DATASET RECORDS Start Marker

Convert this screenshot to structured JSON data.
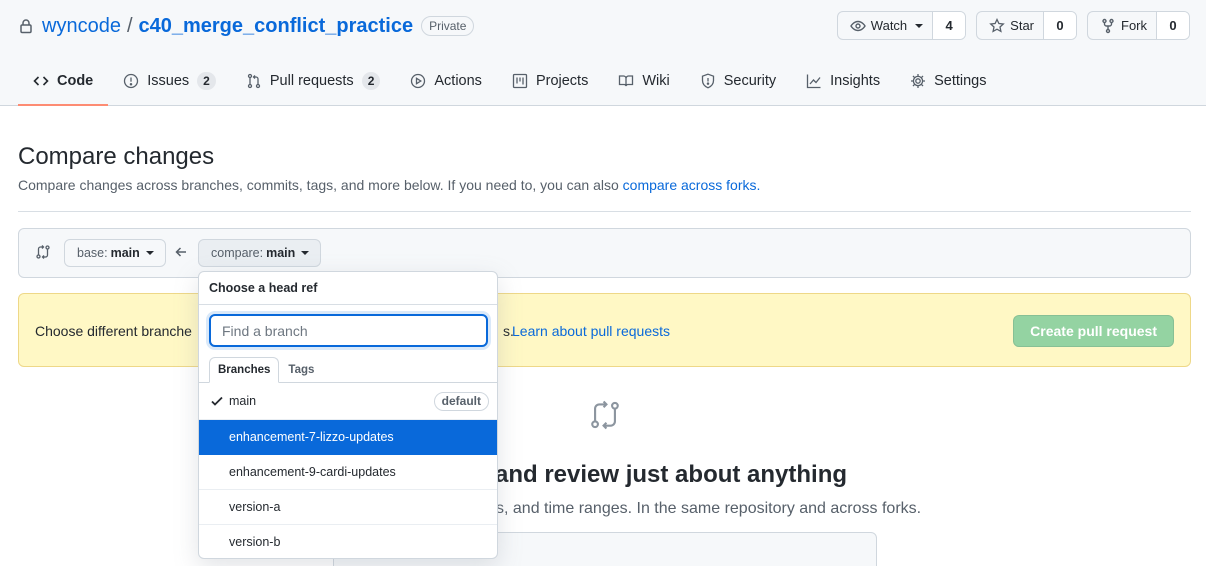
{
  "repo": {
    "owner": "wyncode",
    "separator": "/",
    "name": "c40_merge_conflict_practice",
    "visibility": "Private"
  },
  "actions": {
    "watch_label": "Watch",
    "watch_count": "4",
    "star_label": "Star",
    "star_count": "0",
    "fork_label": "Fork",
    "fork_count": "0"
  },
  "nav": {
    "code": "Code",
    "issues": "Issues",
    "issues_count": "2",
    "pull_requests": "Pull requests",
    "pull_requests_count": "2",
    "actions": "Actions",
    "projects": "Projects",
    "wiki": "Wiki",
    "security": "Security",
    "insights": "Insights",
    "settings": "Settings"
  },
  "compare": {
    "title": "Compare changes",
    "subtitle": "Compare changes across branches, commits, tags, and more below. If you need to, you can also ",
    "forks_link": "compare across forks.",
    "base_prefix": "base:",
    "base_value": "main",
    "compare_prefix": "compare:",
    "compare_value": "main"
  },
  "flash": {
    "text": "Choose different branches or forks above to discuss and propose changes.",
    "visible_text": "Choose different branche",
    "suffix": "s.",
    "learn_link": "Learn about pull requests",
    "create_button": "Create pull request"
  },
  "blankslate": {
    "title": "and review just about anything",
    "text": "s, and time ranges. In the same repository and across forks."
  },
  "dropdown": {
    "header": "Choose a head ref",
    "filter_placeholder": "Find a branch",
    "tabs": [
      "Branches",
      "Tags"
    ],
    "default_badge": "default",
    "branches": [
      {
        "name": "main",
        "checked": true,
        "default": true
      },
      {
        "name": "enhancement-7-lizzo-updates",
        "highlighted": true
      },
      {
        "name": "enhancement-9-cardi-updates"
      },
      {
        "name": "version-a"
      },
      {
        "name": "version-b"
      }
    ]
  },
  "colors": {
    "link": "#0969da",
    "selected_tab_underline": "#fd8c73",
    "flash_background": "#fff8c5",
    "create_button_disabled": "#94d3a2",
    "highlight": "#0969da"
  },
  "icons": [
    "lock-icon",
    "eye-icon",
    "star-icon",
    "fork-icon",
    "code-icon",
    "issue-icon",
    "pull-request-icon",
    "play-icon",
    "project-icon",
    "book-icon",
    "shield-icon",
    "graph-icon",
    "gear-icon",
    "compare-icon",
    "arrow-left-icon",
    "check-icon"
  ]
}
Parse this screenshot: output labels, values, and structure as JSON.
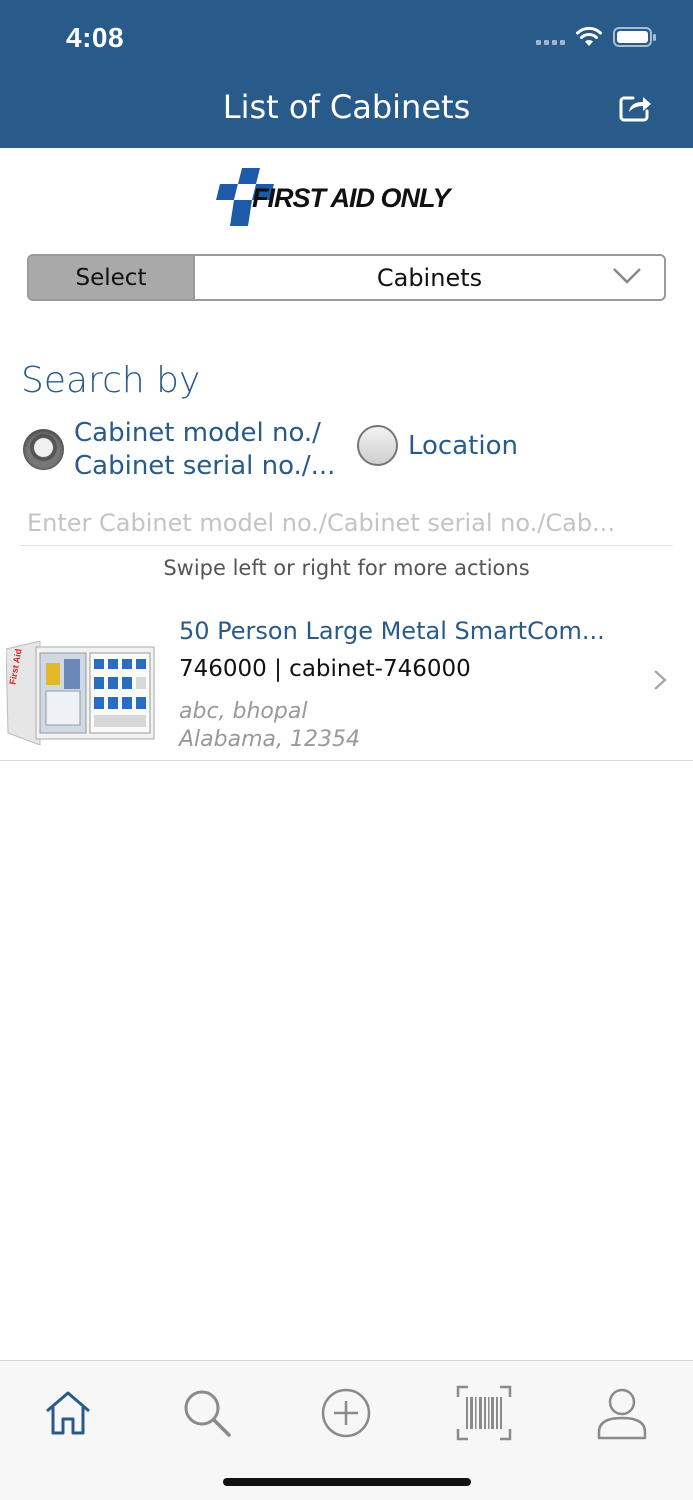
{
  "status_bar": {
    "time": "4:08"
  },
  "header": {
    "title": "List of Cabinets"
  },
  "logo": {
    "text": "FIRST AID ONLY"
  },
  "selector": {
    "label": "Select",
    "value": "Cabinets"
  },
  "search": {
    "heading": "Search by",
    "options": [
      {
        "label_line1": "Cabinet model no./",
        "label_line2": "Cabinet serial no./...",
        "selected": true
      },
      {
        "label": "Location",
        "selected": false
      }
    ],
    "placeholder": "Enter Cabinet model no./Cabinet serial no./Cab..."
  },
  "hint": "Swipe left or right for more actions",
  "items": [
    {
      "title": "50 Person Large Metal SmartCom...",
      "subtitle": "746000 | cabinet-746000",
      "location_line1": "abc, bhopal",
      "location_line2": "Alabama, 12354"
    }
  ],
  "colors": {
    "brand": "#285a8a",
    "logo_blue": "#1d5aa8"
  },
  "tabbar": {
    "tabs": [
      {
        "icon": "home-icon",
        "active": true
      },
      {
        "icon": "search-icon",
        "active": false
      },
      {
        "icon": "add-circle-icon",
        "active": false
      },
      {
        "icon": "barcode-scan-icon",
        "active": false
      },
      {
        "icon": "profile-icon",
        "active": false
      }
    ]
  }
}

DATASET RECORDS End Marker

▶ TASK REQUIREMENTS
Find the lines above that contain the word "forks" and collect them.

▶ EXPECTED ANSWER
    "forks_link": "compare across forks.",
    "text": "Choose different branches or forks above to discuss and propose changes.",
    "text": "s, and time ranges. In the same repository and across forks."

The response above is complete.